Centre stage with Emma Button, Co-Founder at nubeGo

Centre stage with Emma Button, Co-Founder at nubeGo


Born – Originally from Fleet in Hampshire, I’m now based in Wokingham, near Reading in the heart of the Thames Valley.

Studied / Education background – I studied my Masters in Computer Science and E-Commerce at the University of Essex. I’ve trained as a Professional Scrum Master and hold 5 current Amazon Web Service certifications.

Current role / bio – I’m the co-founder and COO of nubeGO, a specialist DevOps and Cloud Consultancy in the UK, Spain and Latin America. My background is as an agile software delivery specialist building and deploying enterprise software.

In recent years, I’ve specialised in the cultural, technology and process changes needed to grow high-performing software teams. I lead R&D teams going through cultural change; inspiring team members to transition from traditional working methods, through agile and lean practices and into the DevOps mind-set.


Who do you work for and what does your role entail?

nubeGO CEO, Fernando Honig, approached me to join him in founding a specialist Cloud and DevOps technology consultancy just over a year ago. I joined nubeGO full time in January this year. To a small business with ambitious goals, I bring my keen eye for process, and a passion for people.

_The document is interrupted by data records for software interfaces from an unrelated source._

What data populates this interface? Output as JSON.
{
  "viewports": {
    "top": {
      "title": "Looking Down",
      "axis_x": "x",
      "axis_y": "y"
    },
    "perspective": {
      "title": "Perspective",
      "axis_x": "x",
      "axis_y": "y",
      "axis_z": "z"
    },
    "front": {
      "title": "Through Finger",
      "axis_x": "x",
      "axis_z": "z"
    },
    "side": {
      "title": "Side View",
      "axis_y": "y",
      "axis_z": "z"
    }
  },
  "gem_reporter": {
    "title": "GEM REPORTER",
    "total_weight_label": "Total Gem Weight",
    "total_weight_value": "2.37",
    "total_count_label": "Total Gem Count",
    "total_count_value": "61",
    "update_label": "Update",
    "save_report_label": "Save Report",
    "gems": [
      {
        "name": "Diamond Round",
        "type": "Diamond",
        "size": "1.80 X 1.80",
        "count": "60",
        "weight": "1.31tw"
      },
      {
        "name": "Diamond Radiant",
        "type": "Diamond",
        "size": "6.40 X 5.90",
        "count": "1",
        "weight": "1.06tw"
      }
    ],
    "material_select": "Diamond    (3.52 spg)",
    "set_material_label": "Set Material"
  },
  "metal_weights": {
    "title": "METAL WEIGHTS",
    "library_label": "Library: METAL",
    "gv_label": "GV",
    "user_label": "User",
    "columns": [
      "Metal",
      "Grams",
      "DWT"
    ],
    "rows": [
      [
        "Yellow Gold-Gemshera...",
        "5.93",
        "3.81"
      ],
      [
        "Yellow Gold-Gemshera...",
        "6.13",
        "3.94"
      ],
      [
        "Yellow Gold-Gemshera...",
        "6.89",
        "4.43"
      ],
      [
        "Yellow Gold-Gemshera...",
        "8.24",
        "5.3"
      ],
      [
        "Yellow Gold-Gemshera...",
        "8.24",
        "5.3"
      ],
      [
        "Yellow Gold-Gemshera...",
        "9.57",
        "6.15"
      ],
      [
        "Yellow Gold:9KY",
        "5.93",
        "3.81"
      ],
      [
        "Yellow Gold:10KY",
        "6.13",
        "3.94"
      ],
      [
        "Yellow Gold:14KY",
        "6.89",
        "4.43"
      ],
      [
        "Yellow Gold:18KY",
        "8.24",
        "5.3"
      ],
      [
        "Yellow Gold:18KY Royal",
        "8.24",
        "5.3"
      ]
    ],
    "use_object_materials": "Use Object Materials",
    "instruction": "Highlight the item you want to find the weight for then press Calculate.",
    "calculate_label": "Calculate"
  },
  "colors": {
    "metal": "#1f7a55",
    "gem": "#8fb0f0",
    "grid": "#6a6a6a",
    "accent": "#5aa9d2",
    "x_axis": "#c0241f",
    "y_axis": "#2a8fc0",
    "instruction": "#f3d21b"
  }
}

As COO of a start-up consultancy, I wear many hats. I consider my primary goal to be ensuring that we deliver excellent technical support and engineering skills for our clients. I still spend quite a lot of my time on-site with our clients either delivering training or providing analysis and strategic direction to technology and process change programmes. However, a large proportion of my time is spent internally, helping to put in place processes and delivery practices as robust as those we help our clients to build.

What’s been your biggest work achievement of the last 12 months?

Choosing to leave my role as Head of Development in a financial services technology firm in order to start a business was the biggest and most terrifying decision of my career but has also been the most rewarding. In a year we have grown from 3 people to a team of 10 permanent staff and as many as 12 contract staff across three different countries. My experience scaling enterprise software teams has been invaluable.

If I look back on the last 12 months, I’m proud of everything nubeGO has achieved, but I think I’m secretly most proud of having qualified as an Authorized Amazon Web Services Instructor. As a career technologist, it’s fun to continue to challenge myself to learn new skills but even more rewarding to share my passion for Cloud technologies with a wave of new learners looking to adopt Cloud within their own organisations.

What is the biggest challenge facing the industry?

The IT industry continues to struggle to keep up with the demand for qualified and experienced technologists. The pace of technology change demands a continual learning culture which will need to be embedded during the early school years and supported by employers. Enterprises and SMEs who want to transform the ways in which they build and adopt technology will need to explore innovative ways of combining formal and informal training while breeding a culture that encourages technological exploration.

What’s the best piece of advice you have ever been given?

“If it hurts, do it more” – I first came across this phrase when I picked up jogging as a hobby a number of years ago. These days, I hear the phrase used a lot in DevOps circles to describe the way in which we push ourselves to adopt greater automation in order to optimise our release cycles. I still get a little nervous before talking in front of an audience so I’m trying to conquer my fears by applying the same logic to public speaking engagements!

What are your predictions for the IT industry for 2019/20 or beyond?

Over the next 12 months I’m expecting a natural shift of more “everyday” workloads into the public cloud as we see small to medium sized enterprises gain the confidence to start moving their windows workloads, file stores and databases.

For those organisations who have been using Cloud technologies for some time, or who have built up valuable data sources, we’re anticipating even wider adoption of machine learning tooling to process ever-larger data streams and stores. ML tooling is rapidly evolving and is starting to become more accessible to a wider technology audience, meaning that more organisations will find ways of applying data science to new and exciting needs.

How do you perceive the hype around AI, a big concern ethically or a huge opportunity?

Artificial Intelligence allows us to improve our effectiveness through use of data, and that really resonates with me. When I’m coaching teams on how to build in continuous improvement techniques to their daily work, I’m encouraging them to regularly inspect, adjust their own behaviours and become more effective. For me, AI technologies help us to apply the agile “Inspect and Adapt” approach to data and processing at massive scale.

What do you think is going to be the next big technology development? Quantum Computing? Smart Robots?

I think we might see a new evolution of platform-agnostic micro-containers designed for everyday consumer use. I’m picturing a world in which our mobile phone apps or PC apps may not just be web-based, but can run natively, regardless of our operating system, downloadable, with the very latest spec, on-demand and with a lightning fast start-up time.

Join Emma at Digital Transformation EXPO Europe

If DevOps transformation feels like it could be an uphill struggle for your team, or if your team has ever been through the pain of a significant production outage, join my talk to find out some simple coping mechanisms for responding positively to system failures and take home some inspiration of ideas of things to try within your own teams to break down a culture of blame.

Register FREE for your place at ExCeL London on 9-10 October 2019.

View more articles here